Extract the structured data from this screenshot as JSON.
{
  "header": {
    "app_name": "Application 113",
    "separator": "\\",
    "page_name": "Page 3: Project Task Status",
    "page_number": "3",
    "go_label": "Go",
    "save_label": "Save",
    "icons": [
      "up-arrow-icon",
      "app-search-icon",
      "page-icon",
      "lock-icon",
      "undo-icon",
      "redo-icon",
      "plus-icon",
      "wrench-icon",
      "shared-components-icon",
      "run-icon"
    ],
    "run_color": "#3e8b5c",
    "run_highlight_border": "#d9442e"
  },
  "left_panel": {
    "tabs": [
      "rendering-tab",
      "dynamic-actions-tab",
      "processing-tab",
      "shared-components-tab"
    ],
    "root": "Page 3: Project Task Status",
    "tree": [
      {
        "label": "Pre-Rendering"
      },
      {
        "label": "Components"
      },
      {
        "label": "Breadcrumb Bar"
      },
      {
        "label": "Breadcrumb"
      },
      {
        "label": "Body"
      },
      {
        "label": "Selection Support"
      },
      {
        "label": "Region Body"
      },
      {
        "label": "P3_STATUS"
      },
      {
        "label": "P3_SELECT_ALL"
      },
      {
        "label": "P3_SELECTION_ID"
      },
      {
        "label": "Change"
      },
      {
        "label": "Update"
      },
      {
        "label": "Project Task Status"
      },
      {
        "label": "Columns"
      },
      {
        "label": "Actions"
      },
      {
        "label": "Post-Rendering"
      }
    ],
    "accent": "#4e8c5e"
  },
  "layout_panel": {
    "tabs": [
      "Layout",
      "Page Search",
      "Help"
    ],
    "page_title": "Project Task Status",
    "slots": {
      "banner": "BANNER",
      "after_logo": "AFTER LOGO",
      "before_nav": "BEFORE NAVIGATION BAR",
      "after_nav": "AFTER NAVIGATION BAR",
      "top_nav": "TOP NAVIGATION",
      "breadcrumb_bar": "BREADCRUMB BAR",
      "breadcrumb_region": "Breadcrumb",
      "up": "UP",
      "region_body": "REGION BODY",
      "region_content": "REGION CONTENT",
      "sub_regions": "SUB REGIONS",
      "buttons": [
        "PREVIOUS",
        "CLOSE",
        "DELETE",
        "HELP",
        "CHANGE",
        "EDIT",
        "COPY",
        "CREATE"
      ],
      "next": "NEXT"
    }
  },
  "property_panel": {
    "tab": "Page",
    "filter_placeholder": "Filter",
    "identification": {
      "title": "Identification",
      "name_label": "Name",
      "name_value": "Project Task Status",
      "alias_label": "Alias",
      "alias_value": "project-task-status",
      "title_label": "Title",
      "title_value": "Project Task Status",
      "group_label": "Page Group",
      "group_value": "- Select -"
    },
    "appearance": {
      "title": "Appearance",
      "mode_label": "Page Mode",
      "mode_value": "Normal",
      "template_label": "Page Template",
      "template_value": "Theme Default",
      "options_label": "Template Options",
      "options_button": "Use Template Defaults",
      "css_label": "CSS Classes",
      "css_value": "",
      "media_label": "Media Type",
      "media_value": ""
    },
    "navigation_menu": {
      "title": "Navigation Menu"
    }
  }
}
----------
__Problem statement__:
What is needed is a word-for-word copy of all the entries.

__Problem solution__:
Extract the structured data from this screenshot as JSON.
{
  "header": {
    "app_name": "Application 113",
    "separator": "\\",
    "page_name": "Page 3: Project Task Status",
    "page_number": "3",
    "go_label": "Go",
    "save_label": "Save",
    "icons": [
      "up-arrow-icon",
      "app-search-icon",
      "page-icon",
      "lock-icon",
      "undo-icon",
      "redo-icon",
      "plus-icon",
      "wrench-icon",
      "shared-components-icon",
      "run-icon"
    ],
    "run_color": "#3e8b5c",
    "run_highlight_border": "#d9442e"
  },
  "left_panel": {
    "tabs": [
      "rendering-tab",
      "dynamic-actions-tab",
      "processing-tab",
      "shared-components-tab"
    ],
    "root": "Page 3: Project Task Status",
    "tree": [
      {
        "label": "Pre-Rendering"
      },
      {
        "label": "Components"
      },
      {
        "label": "Breadcrumb Bar"
      },
      {
        "label": "Breadcrumb"
      },
      {
        "label": "Body"
      },
      {
        "label": "Selection Support"
      },
      {
        "label": "Region Body"
      },
      {
        "label": "P3_STATUS"
      },
      {
        "label": "P3_SELECT_ALL"
      },
      {
        "label": "P3_SELECTION_ID"
      },
      {
        "label": "Change"
      },
      {
        "label": "Update"
      },
      {
        "label": "Project Task Status"
      },
      {
        "label": "Columns"
      },
      {
        "label": "Actions"
      },
      {
        "label": "Post-Rendering"
      }
    ],
    "accent": "#4e8c5e"
  },
  "layout_panel": {
    "tabs": [
      "Layout",
      "Page Search",
      "Help"
    ],
    "page_title": "Project Task Status",
    "slots": {
      "banner": "BANNER",
      "after_logo": "AFTER LOGO",
      "before_nav": "BEFORE NAVIGATION BAR",
      "after_nav": "AFTER NAVIGATION BAR",
      "top_nav": "TOP NAVIGATION",
      "breadcrumb_bar": "BREADCRUMB BAR",
      "breadcrumb_region": "Breadcrumb",
      "up": "UP",
      "region_body": "REGION BODY",
      "region_content": "REGION CONTENT",
      "sub_regions": "SUB REGIONS",
      "buttons": [
        "PREVIOUS",
        "CLOSE",
        "DELETE",
        "HELP",
        "CHANGE",
        "EDIT",
        "COPY",
        "CREATE"
      ],
      "next": "NEXT"
    }
  },
  "property_panel": {
    "tab": "Page",
    "filter_placeholder": "Filter",
    "identification": {
      "title": "Identification",
      "name_label": "Name",
      "name_value": "Project Task Status",
      "alias_label": "Alias",
      "alias_value": "project-task-status",
      "title_label": "Title",
      "title_value": "Project Task Status",
      "group_label": "Page Group",
      "group_value": "- Select -"
    },
    "appearance": {
      "title": "Appearance",
      "mode_label": "Page Mode",
      "mode_value": "Normal",
      "template_label": "Page Template",
      "template_value": "Theme Default",
      "options_label": "Template Options",
      "options_button": "Use Template Defaults",
      "css_label": "CSS Classes",
      "css_value": "",
      "media_label": "Media Type",
      "media_value": ""
    },
    "navigation_menu": {
      "title": "Navigation Menu"
    }
  }
}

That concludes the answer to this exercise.